Any and all print related articles I find helpful will be posted to this blog post as I come across them. This post may be amended in the future to add new links.
Print Production Fundamentals, intro | lynda.com – You Tube
Print production: What it is, and how it works | lynda.com – YouTube (Part 2)
New Rules for Printing (2016) (via InDesign Secrets magazine; article by Claudia McCue)
RGB versus CMYK – via printer national
article also describes halftone dots, spot colors, and more
Adobe Illustrator. To check for unnecessary spot colors:
Window > Separations Preview > Overprint Preview
Checking color with the Separations Preview – video tutorial
[With the Separation Preview] you can avoid unexpected spot colors, overprints that don’t overprint, overprinting where you didn’t want it or CMYK blacks in text and placed files.
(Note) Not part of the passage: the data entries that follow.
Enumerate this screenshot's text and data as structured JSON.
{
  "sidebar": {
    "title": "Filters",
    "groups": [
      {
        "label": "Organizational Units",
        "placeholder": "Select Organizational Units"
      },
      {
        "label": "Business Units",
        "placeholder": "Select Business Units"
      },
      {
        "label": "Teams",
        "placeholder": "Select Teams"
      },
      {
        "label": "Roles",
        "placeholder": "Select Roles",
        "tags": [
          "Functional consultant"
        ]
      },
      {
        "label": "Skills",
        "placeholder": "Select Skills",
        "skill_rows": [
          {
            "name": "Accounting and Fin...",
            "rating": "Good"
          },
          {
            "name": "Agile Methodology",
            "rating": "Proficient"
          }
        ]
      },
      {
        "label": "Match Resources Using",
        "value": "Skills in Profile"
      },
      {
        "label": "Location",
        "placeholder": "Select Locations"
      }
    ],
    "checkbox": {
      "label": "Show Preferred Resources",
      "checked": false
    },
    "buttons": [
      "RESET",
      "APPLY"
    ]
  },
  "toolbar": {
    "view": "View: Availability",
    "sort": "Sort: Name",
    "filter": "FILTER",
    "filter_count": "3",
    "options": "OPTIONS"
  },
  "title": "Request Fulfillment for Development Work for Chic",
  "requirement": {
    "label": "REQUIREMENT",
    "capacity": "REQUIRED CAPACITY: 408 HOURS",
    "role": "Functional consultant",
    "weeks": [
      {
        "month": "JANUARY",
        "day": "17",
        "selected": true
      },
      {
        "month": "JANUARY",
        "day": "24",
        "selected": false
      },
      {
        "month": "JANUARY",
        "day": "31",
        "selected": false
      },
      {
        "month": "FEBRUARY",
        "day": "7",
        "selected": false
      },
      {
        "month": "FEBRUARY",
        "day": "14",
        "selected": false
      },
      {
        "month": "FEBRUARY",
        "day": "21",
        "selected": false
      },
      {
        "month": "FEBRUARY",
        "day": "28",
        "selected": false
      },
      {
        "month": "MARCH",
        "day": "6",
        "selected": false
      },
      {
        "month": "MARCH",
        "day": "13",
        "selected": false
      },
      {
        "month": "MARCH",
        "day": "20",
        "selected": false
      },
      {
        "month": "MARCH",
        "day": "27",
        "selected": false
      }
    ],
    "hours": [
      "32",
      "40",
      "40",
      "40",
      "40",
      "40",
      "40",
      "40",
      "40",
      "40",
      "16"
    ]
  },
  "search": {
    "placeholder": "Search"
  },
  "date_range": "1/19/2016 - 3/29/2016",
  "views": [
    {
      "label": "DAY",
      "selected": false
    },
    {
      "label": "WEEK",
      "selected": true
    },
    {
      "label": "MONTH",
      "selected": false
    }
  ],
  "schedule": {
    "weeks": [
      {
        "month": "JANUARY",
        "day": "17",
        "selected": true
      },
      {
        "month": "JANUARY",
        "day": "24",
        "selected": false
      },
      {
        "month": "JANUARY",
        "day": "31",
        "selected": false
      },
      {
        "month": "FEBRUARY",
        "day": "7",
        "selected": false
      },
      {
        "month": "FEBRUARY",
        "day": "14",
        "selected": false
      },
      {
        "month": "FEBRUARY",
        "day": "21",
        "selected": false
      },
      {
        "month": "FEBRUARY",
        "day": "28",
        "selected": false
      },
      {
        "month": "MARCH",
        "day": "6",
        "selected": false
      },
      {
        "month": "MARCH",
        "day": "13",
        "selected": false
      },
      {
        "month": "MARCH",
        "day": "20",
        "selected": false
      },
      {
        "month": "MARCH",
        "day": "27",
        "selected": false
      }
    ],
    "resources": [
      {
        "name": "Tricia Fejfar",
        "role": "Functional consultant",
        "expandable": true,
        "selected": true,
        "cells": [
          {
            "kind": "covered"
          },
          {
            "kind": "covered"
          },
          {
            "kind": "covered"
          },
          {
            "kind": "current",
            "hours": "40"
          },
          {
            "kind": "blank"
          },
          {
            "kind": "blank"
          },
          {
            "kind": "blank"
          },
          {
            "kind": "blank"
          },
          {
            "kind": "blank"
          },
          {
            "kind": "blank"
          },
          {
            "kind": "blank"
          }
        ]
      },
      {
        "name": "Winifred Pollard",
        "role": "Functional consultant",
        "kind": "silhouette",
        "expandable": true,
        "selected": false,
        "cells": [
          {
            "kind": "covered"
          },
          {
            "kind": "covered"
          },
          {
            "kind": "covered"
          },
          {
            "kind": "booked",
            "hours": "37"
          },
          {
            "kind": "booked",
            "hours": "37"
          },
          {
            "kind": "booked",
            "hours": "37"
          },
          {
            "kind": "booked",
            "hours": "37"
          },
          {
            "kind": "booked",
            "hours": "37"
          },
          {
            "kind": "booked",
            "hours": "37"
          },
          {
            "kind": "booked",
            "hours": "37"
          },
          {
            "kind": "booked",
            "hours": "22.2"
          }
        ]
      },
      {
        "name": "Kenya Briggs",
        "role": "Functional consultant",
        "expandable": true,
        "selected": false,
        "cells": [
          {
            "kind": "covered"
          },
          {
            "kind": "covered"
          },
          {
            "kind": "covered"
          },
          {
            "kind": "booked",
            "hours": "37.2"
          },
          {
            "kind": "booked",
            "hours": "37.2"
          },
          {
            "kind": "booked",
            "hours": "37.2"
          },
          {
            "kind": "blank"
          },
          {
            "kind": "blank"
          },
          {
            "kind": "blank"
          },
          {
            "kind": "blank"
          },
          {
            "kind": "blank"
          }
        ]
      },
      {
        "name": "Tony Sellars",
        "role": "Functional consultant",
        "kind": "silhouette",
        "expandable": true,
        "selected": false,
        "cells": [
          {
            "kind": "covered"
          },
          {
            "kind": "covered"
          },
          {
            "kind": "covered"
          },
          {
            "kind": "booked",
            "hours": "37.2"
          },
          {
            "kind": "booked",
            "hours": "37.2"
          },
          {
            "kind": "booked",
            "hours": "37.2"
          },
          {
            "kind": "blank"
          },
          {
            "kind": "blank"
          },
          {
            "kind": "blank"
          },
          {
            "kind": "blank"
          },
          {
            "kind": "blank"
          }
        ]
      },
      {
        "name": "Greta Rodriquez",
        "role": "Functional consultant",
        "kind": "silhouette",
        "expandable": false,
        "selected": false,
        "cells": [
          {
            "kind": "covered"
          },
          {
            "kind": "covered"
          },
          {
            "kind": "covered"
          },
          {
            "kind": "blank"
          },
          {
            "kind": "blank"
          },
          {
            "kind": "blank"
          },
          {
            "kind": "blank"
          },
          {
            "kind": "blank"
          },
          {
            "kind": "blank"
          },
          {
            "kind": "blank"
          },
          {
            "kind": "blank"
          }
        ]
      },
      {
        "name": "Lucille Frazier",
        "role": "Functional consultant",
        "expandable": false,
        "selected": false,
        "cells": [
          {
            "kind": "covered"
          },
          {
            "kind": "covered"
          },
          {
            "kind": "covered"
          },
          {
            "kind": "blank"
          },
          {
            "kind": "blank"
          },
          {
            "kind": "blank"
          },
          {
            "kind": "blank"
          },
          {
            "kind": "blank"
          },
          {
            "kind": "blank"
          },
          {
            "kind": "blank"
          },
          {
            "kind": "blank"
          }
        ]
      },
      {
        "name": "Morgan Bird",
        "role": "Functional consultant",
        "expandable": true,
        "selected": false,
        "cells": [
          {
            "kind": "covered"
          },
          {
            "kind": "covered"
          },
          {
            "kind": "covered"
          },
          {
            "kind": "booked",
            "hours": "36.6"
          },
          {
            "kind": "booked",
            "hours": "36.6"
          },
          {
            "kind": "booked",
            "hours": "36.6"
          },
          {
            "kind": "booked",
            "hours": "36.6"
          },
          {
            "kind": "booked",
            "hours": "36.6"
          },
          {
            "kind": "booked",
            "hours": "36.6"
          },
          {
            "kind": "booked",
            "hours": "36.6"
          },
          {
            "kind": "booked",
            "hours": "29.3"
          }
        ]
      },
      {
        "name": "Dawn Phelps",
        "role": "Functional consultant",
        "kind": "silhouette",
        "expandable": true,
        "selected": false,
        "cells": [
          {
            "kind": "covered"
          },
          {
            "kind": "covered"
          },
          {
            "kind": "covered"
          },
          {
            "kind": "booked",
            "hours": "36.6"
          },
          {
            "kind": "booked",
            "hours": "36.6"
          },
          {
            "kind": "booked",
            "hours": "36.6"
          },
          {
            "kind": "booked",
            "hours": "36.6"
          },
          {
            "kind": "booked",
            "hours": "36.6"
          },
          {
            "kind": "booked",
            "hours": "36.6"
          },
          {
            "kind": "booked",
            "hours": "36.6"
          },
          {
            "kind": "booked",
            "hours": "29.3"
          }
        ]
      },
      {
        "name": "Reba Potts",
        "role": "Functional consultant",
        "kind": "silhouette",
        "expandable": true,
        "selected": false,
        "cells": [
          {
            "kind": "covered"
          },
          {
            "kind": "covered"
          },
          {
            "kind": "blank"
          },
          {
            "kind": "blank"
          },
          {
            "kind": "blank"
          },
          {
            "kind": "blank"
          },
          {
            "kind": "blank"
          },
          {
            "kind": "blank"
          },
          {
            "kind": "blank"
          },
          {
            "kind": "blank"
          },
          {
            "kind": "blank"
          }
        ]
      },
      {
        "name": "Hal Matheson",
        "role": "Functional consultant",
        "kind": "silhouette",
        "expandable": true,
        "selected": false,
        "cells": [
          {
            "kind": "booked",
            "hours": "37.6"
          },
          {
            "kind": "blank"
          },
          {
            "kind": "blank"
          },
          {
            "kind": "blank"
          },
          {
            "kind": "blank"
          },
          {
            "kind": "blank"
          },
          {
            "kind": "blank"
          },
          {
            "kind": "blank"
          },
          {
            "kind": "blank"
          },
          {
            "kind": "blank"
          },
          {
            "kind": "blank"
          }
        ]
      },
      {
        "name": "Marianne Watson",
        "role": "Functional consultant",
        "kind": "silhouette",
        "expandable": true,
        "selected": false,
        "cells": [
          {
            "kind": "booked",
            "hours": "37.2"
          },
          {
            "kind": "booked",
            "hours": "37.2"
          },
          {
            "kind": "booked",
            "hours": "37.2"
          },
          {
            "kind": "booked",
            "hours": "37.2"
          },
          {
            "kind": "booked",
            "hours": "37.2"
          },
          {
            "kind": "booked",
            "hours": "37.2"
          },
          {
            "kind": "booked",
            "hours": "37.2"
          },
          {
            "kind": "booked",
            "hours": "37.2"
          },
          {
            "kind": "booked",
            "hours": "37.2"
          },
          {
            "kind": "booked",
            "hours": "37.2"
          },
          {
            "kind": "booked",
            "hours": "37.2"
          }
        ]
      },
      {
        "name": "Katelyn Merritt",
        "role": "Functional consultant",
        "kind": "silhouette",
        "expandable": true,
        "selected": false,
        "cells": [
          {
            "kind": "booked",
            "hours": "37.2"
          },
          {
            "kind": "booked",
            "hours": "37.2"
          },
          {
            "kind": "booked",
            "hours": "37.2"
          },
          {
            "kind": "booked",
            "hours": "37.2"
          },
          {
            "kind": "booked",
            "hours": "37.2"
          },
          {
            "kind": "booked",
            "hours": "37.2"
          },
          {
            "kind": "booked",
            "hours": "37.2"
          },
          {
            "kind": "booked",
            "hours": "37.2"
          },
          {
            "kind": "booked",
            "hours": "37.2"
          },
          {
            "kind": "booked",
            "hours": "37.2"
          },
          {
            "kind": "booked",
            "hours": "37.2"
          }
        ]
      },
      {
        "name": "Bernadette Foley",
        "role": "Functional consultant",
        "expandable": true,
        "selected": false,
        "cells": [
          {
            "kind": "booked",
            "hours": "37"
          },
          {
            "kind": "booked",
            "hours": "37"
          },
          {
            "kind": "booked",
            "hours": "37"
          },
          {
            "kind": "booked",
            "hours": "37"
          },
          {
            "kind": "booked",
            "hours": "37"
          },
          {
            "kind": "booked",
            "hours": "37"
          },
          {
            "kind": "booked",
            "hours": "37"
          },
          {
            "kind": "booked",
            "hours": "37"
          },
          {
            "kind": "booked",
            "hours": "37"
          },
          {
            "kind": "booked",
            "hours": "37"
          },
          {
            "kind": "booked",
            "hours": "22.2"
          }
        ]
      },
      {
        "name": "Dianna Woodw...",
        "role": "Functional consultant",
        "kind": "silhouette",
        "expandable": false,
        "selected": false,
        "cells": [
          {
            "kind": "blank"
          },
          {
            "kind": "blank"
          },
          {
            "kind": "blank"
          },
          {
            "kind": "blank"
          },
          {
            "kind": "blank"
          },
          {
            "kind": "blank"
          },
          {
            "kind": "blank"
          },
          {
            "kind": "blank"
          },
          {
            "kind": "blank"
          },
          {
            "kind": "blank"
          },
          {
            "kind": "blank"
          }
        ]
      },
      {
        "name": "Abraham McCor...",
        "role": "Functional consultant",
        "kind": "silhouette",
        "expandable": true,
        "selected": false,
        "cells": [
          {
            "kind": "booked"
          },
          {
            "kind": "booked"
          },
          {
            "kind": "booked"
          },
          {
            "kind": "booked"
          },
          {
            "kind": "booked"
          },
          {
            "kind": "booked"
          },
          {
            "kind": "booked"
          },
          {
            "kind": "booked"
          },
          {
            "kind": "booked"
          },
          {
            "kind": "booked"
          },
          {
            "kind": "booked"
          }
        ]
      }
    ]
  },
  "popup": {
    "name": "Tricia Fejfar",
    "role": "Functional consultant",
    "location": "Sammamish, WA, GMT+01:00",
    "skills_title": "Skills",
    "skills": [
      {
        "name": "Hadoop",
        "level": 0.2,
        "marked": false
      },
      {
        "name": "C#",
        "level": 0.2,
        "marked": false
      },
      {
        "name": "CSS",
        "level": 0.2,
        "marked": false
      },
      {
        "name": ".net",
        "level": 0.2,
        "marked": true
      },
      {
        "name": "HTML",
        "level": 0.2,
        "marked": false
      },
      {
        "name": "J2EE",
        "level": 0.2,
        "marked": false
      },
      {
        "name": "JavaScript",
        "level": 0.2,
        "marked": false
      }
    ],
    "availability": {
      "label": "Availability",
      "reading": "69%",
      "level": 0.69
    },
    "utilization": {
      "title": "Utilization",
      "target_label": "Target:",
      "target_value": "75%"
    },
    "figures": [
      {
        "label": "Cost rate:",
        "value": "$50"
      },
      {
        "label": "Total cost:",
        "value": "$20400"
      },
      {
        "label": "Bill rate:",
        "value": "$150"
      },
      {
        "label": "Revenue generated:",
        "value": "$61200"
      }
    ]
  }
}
Simply put, this will allow you to see how your job is going to separate and how the colors will print on a press.
Create Separations – via Adobe Help
Illustrator CS4: Using the Separations Preview Panel – via You Tube
Illustrator CC Separations Preview – on Google Books
GCR – Gray Component Replacement
Creating Rich Blacks – via Lynda.com (video tutorial)
Creating a rich black swatch – via Lynda.com (video tutorial)
Rich Black Settings in Photoshop for Large Format Printing – You Tube video
“Understanding the Difference without Using the Nasty Math”
Scanning 101: Setting the Right Resolution – via Creative Pro
with scan calculator at bottom of page
300 ppi (pixels per inch) is sufficient for printing at 133-150 line screen [on coated paper]. Higher PPI may be needed for high line screen (175 lpi or above).
[Uncoated paper: LPI = 133, PPI = 266]
Consult with the PSP (print service provider) to determine proper resolution for your job
Information from Assorted Books, Articles (paraphrased)
Native File Formats
Designers no longer have to rely on EPS or TIFFs, but can send in Adobe Illustrator or Photoshop files, or send AI or PSD files in page layout software (such as InDesign)
The printer, not designer, should handle all trapping
Digital Printing v. Offset Litho
More print shops today are using digital, or in addition to offset litho.
Paper choices for digital tends to run smaller. Leave spot colors as Pantone – don’t bother converting them to process colors (i.e., CMYK).
More printers today are able and willing to accept a RGB workflow vs. a CMYK. Ask your printer if they prefer RGB or CMYK
DCS is no longer being used – or not as much
You don’t need to use DCS for spot color channel capability. Put spot color channel in Photoshop, and put the Photoshop native file in InDesign and export as PDF
Adobe Illustrator and InDesign do not handle Photoshop blending modes well.
Solution: create the drop shadow in whatever app you are using (for example, use AI to create drop shadow in AI)
Resolution and LPI
Coated paper: most linescreens are 150 LPI, so an image resolution of 300 PPI is sufficient
Uncoated paper: most linescreens are 133 LPI, so an image resolution of 266 is sufficient
ONLINE RESOLUTION CALCULATORS
See Also (this blog):